The corridors of the building where the drug controller of India sits are dusty and daunting. I was amazed that this gentleman had agreed to talk to me for half an hour for mental illness is still regarded even by the most educated in India - as the result of moral failings or poor will power. Most people do not know that they are legitimate illnesses that are responsive to medical treatment. The drug controller fortunately was aware of the nature of these illnesses of the brain. However when I showed him the difference in prices of the generic drugs manufactured in India with the prices of patented drugs in USA, he was taken aback.(Patented drugs are upto hundred times costlier) The prices of the drugs in USA were mailed to me by a wonderful, understanding mother in Oregon who spent days on the road to get the prices of various second generation patented drugs.

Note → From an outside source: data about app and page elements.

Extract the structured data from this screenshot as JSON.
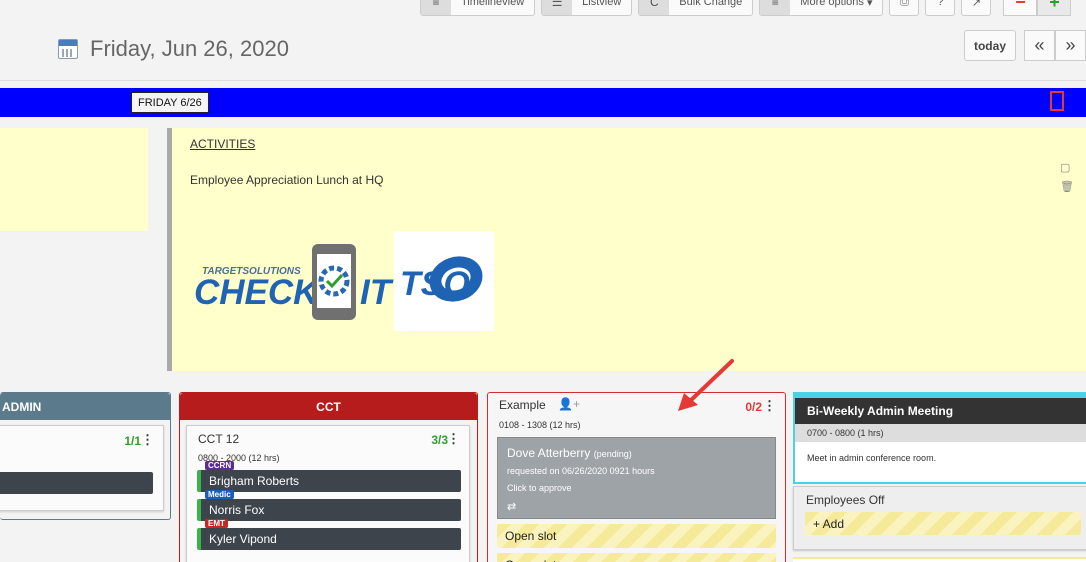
{
  "toolbar": {
    "timeline_label": "Timelineview",
    "list_label": "Listview",
    "bulk_label": "Bulk Change",
    "more_label": "More options",
    "print_icon": "print-icon",
    "help_icon": "help-icon",
    "expand_icon": "expand-icon",
    "zoom_out": "−",
    "zoom_in": "+"
  },
  "header": {
    "date_title": "Friday, Jun 26, 2020",
    "today_label": "today",
    "prev_label": "«",
    "next_label": "»"
  },
  "daybar": {
    "label": "FRIDAY 6/26",
    "color": "#0000ff"
  },
  "activities": {
    "heading": "ACTIVITIES",
    "text": "Employee Appreciation Lunch at HQ",
    "logo_small": "TARGETSOLUTIONS",
    "logo_big_left": "CHECK",
    "logo_big_right": "IT",
    "logo_tso": "TSO"
  },
  "columns": {
    "admin": {
      "title": "ADMIN",
      "count": "1/1"
    },
    "cct": {
      "title": "CCT",
      "shift_title": "CCT 12",
      "count": "3/3",
      "hours": "0800 - 2000 (12 hrs)",
      "people": [
        {
          "name": "Brigham Roberts",
          "tag": "CCRN"
        },
        {
          "name": "Norris Fox",
          "tag": "Medic"
        },
        {
          "name": "Kyler Vipond",
          "tag": "EMT"
        }
      ]
    },
    "example": {
      "title": "Example",
      "count": "0/2",
      "hours": "0108 - 1308 (12 hrs)",
      "pending_name": "Dove Atterberry",
      "pending_status": "(pending)",
      "requested": "requested on 06/26/2020 0921 hours",
      "approve": "Click to approve",
      "open_slot": "Open slot",
      "second_slot": "Open slot"
    },
    "meeting": {
      "title": "Bi-Weekly Admin Meeting",
      "time": "0700 - 0800 (1 hrs)",
      "desc": "Meet in admin conference room.",
      "off_title": "Employees Off",
      "add_label": "+ Add"
    }
  }
}
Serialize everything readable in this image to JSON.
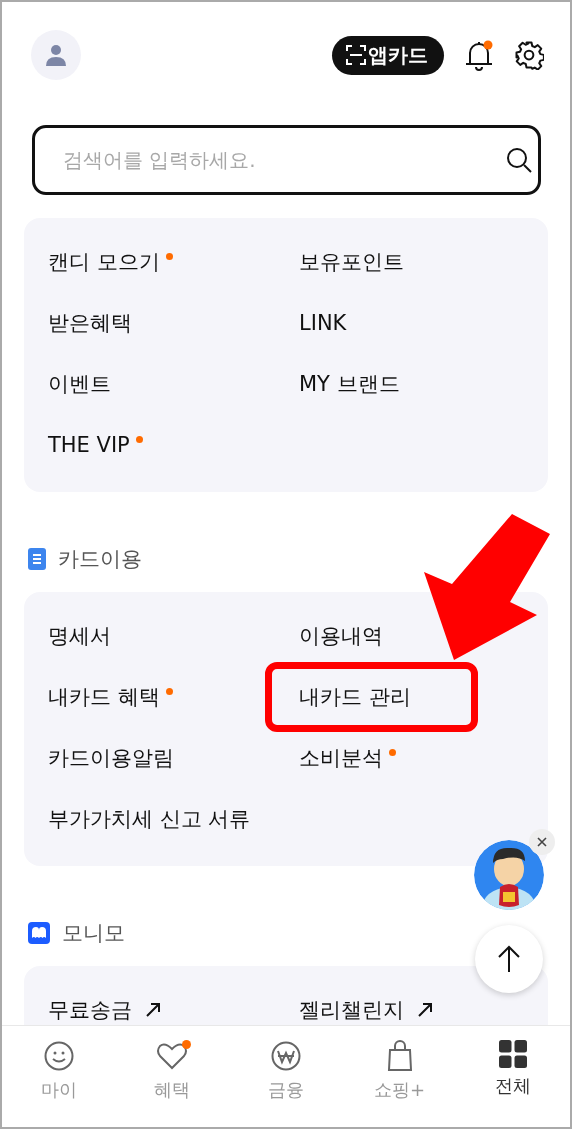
{
  "header": {
    "app_card_button": "앱카드",
    "notification_unread": true
  },
  "search": {
    "placeholder": "검색어를 입력하세요."
  },
  "quick_menu": [
    {
      "label": "캔디 모으기",
      "new_dot": true
    },
    {
      "label": "보유포인트",
      "new_dot": false
    },
    {
      "label": "받은혜택",
      "new_dot": false
    },
    {
      "label": "LINK",
      "new_dot": false
    },
    {
      "label": "이벤트",
      "new_dot": false
    },
    {
      "label": "MY 브랜드",
      "new_dot": false
    },
    {
      "label": "THE VIP",
      "new_dot": true
    }
  ],
  "sections": [
    {
      "title": "카드이용",
      "kind": "document",
      "items": [
        {
          "label": "명세서",
          "new_dot": false,
          "external": false,
          "highlighted": false
        },
        {
          "label": "이용내역",
          "new_dot": false,
          "external": false,
          "highlighted": false
        },
        {
          "label": "내카드 혜택",
          "new_dot": true,
          "external": false,
          "highlighted": false
        },
        {
          "label": "내카드 관리",
          "new_dot": false,
          "external": false,
          "highlighted": true
        },
        {
          "label": "카드이용알림",
          "new_dot": false,
          "external": false,
          "highlighted": false
        },
        {
          "label": "소비분석",
          "new_dot": true,
          "external": false,
          "highlighted": false
        },
        {
          "label": "부가가치세 신고 서류",
          "new_dot": false,
          "external": false,
          "highlighted": false
        }
      ]
    },
    {
      "title": "모니모",
      "kind": "monimo",
      "items": [
        {
          "label": "무료송금",
          "new_dot": false,
          "external": true,
          "highlighted": false
        },
        {
          "label": "젤리챌린지",
          "new_dot": false,
          "external": true,
          "highlighted": false
        }
      ]
    }
  ],
  "bottom_nav": [
    {
      "label": "마이",
      "kind": "smile",
      "selected": false,
      "badge": false
    },
    {
      "label": "혜택",
      "kind": "heart",
      "selected": false,
      "badge": true
    },
    {
      "label": "금융",
      "kind": "won",
      "selected": false,
      "badge": false
    },
    {
      "label": "쇼핑+",
      "kind": "bag",
      "selected": false,
      "badge": false
    },
    {
      "label": "전체",
      "kind": "grid",
      "selected": true,
      "badge": false
    }
  ]
}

I had met this mother on this site and she understood so well our fears. However the meeting with the drug controller did not allay these fears. Although punctual and polite, he looked harried but gave some answers. He said that some drugs will become costlier ... Phase II and Phase I clinical trials are not being done in India... Government cannot buy patents unless there is a health emergency, otherwise it could get into litigation with the drug companies. He got impatient when I repeatedly asked him about the impact of the ordinance on the prices of drugs for treating serious mental illness. It was a strange meeting for a chord was struck when I told him that the legacy we wanted to leave behind was not the same as other mortals – we wanted our loved ones to have access to drugs that would enable them and reduce their suffering. He said that he had a relative who suffered from this illness. The meeting of half an hour stretched to an hour as we talked about a common struggle. I could gather that the pricing of drugs involved six ministries and there seemed to be a lot of confusion since the ordinance had not been tabled in parliament. He told his secretary to take me to the office of the National Consultant of Mental health which was in another room in the same building. This was during the month of January. I shall write about that later for its almost 2 a.m. today.

Posted by survivor at 02:21 AM | Comments (0)